Example of the Stock Photo InterfaceFacebook advertisers won’t have to rely on expensive stock photo subscriptions of licenses soon, as Facebook has announced they have formed a deal with Shutterstock to allow advertisers to access millions of stock photos for all Facebook ad formats, provided at no extra cost. They will be fully searchable and accessible directly through the ad creation tool, making it much easier to add quality images to your ads.

The announcement from Facebook said, “High-quality, engaging photos often increase the performance of ads, particularly in News Feed. And now, through our collaboration with Shutterstock, it will be easier for businesses to integrate beautiful photography into their Facebook ads.”

With the addition of this new feature, Facebook advertisers will also be able to create multiple ads at a time with several images. The image uploader has been improved to allow users to select from a range of photos from your Page, as well as previous ads and the Shutterstock library. This also opens up the possibility of creating multiple ads for a single campaign and testing images to increase performance.

As Facebook establishes itself as an option to gain a piece of your advertising budget, you may find yourself wondering if can actually give you a solid ROI. Because it is a fairly new platform, some are still a bit skeptical about the realistic expectations they should have when they dump money into a Facebook ad.

iMediaConnection set out to investigate this matter and returned with an interesting case study about how Facebook advertising has worked for one specific company. Follow the link and watch the included video interviews with a car dealership’s marketing manager to hear about how they found success through Facebook advertising and parlay that into success with your own campaigns.

When it comes to online marketing, images are very in. Facebook has taken notice and plans to up their advertising haul by expanding image size within their sidebar ads and tweaking the format.

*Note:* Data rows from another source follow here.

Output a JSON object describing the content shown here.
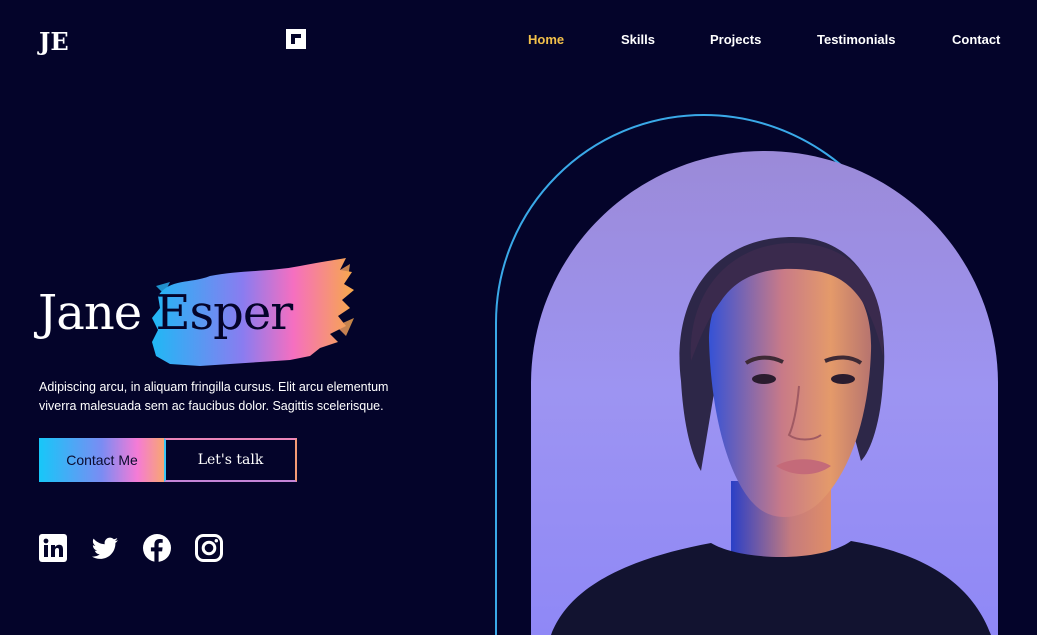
{
  "header": {
    "logo": "JE",
    "nav": [
      {
        "label": "Home",
        "active": true
      },
      {
        "label": "Skills",
        "active": false
      },
      {
        "label": "Projects",
        "active": false
      },
      {
        "label": "Testimonials",
        "active": false
      },
      {
        "label": "Contact",
        "active": false
      }
    ]
  },
  "hero": {
    "first_name": "Jane",
    "last_name": "Esper",
    "description": "Adipiscing arcu, in aliquam fringilla cursus. Elit arcu elementum viverra malesuada sem ac faucibus dolor. Sagittis scelerisque.",
    "primary_button": "Contact Me",
    "secondary_button": "Let's talk"
  },
  "socials": [
    {
      "icon": "linkedin-icon"
    },
    {
      "icon": "twitter-icon"
    },
    {
      "icon": "facebook-icon"
    },
    {
      "icon": "instagram-icon"
    }
  ],
  "colors": {
    "background": "#04042a",
    "accent_active": "#f2c04a",
    "arch_outline": "#3aa9e8",
    "portrait_bg": "#9b8ff0"
  }
}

Jennifer Van Grove, of CNet, writes that Facebook is currently testing the new ads on a small percentage of U.S. users’ screens. The image is larger and stretches from border to border of the right-hand column. Ad text, including a bold headline then appears underneath the ad.

This change makes Facebook ads more attractive to users, which in turn makes them more attractive for advertisers and brings in more money for Facebook.

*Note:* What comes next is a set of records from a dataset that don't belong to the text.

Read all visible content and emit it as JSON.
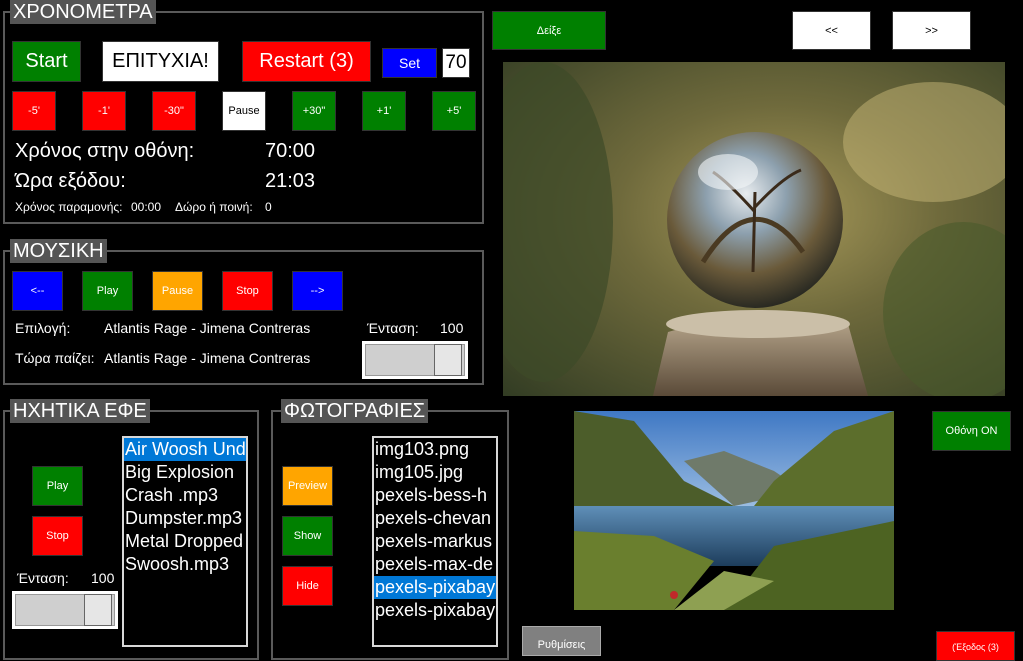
{
  "timers": {
    "title": "ΧΡΟΝΟΜΕΤΡΑ",
    "start": "Start",
    "status": "ΕΠΙΤΥΧΙΑ!",
    "restart": "Restart (3)",
    "set": "Set",
    "set_value": "70",
    "minus5": "-5'",
    "minus1": "-1'",
    "minus30": "-30\"",
    "pause": "Pause",
    "plus30": "+30\"",
    "plus1": "+1'",
    "plus5": "+5'",
    "screen_time_label": "Χρόνος στην οθόνη:",
    "screen_time_value": "70:00",
    "exit_time_label": "Ώρα εξόδου:",
    "exit_time_value": "21:03",
    "stay_time_label": "Χρόνος παραμονής:",
    "stay_time_value": "00:00",
    "gift_label": "Δώρο ή ποινή:",
    "gift_value": "0"
  },
  "music": {
    "title": "ΜΟΥΣΙΚΗ",
    "prev": "<--",
    "play": "Play",
    "pause": "Pause",
    "stop": "Stop",
    "next": "-->",
    "selection_label": "Επιλογή:",
    "selection_value": "Atlantis Rage - Jimena Contreras",
    "volume_label": "Ένταση:",
    "volume_value": "100",
    "now_playing_label": "Τώρα παίζει:",
    "now_playing_value": "Atlantis Rage - Jimena Contreras",
    "volume_level": 1.0
  },
  "sfx": {
    "title": "ΗΧΗΤΙΚΑ ΕΦΕ",
    "play": "Play",
    "stop": "Stop",
    "volume_label": "Ένταση:",
    "volume_value": "100",
    "volume_level": 1.0,
    "items": [
      "Air Woosh Und",
      "Big Explosion",
      "Crash .mp3",
      "Dumpster.mp3",
      "Metal Dropped",
      "Swoosh.mp3"
    ],
    "selected_index": 0
  },
  "photos": {
    "title": "ΦΩΤΟΓΡΑΦΙΕΣ",
    "preview": "Preview",
    "show": "Show",
    "hide": "Hide",
    "items": [
      "img103.png",
      "img105.jpg",
      "pexels-bess-h",
      "pexels-chevan",
      "pexels-markus",
      "pexels-max-de",
      "pexels-pixabay",
      "pexels-pixabay"
    ],
    "selected_index": 6
  },
  "top": {
    "show": "Δείξε",
    "prev": "<<",
    "next": ">>"
  },
  "screen_on": "Οθόνη ON",
  "settings": "Ρυθμίσεις",
  "exit_partial": "(Έξοδος (3)",
  "colors": {
    "red": "#ff0000",
    "green": "#008000",
    "blue": "#0000ff",
    "orange": "#ffa500",
    "selection": "#0078d7"
  }
}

Your ad for Facebook should be different from ads on other platforms. Even if you’re also advertising on other social media sites, your Facebook ad has to be unique, as would an ad for Twitter or Tumblr. That’s because you need to consider not only who is going to encounter this ad, but where they will see it and what mindset they’ll be in when they do. That seems like a lot but it is the key to crafting the ideal ad.

Robin Bresnark has an article at Business2Community that delves into this idea of incredibly specific audience targeting. Although I disagree with some of his finer points, everyone should agree on the core of the article, which is simply to think of who you are selling to before creating your selling tool.

The prevailing thought is ‘Facebook isn’t for selling’ so you’ll need to take a different route. Once you figure out what exactly works for Facebook, you can start trying to work within those parameters to find what works for your key demographic.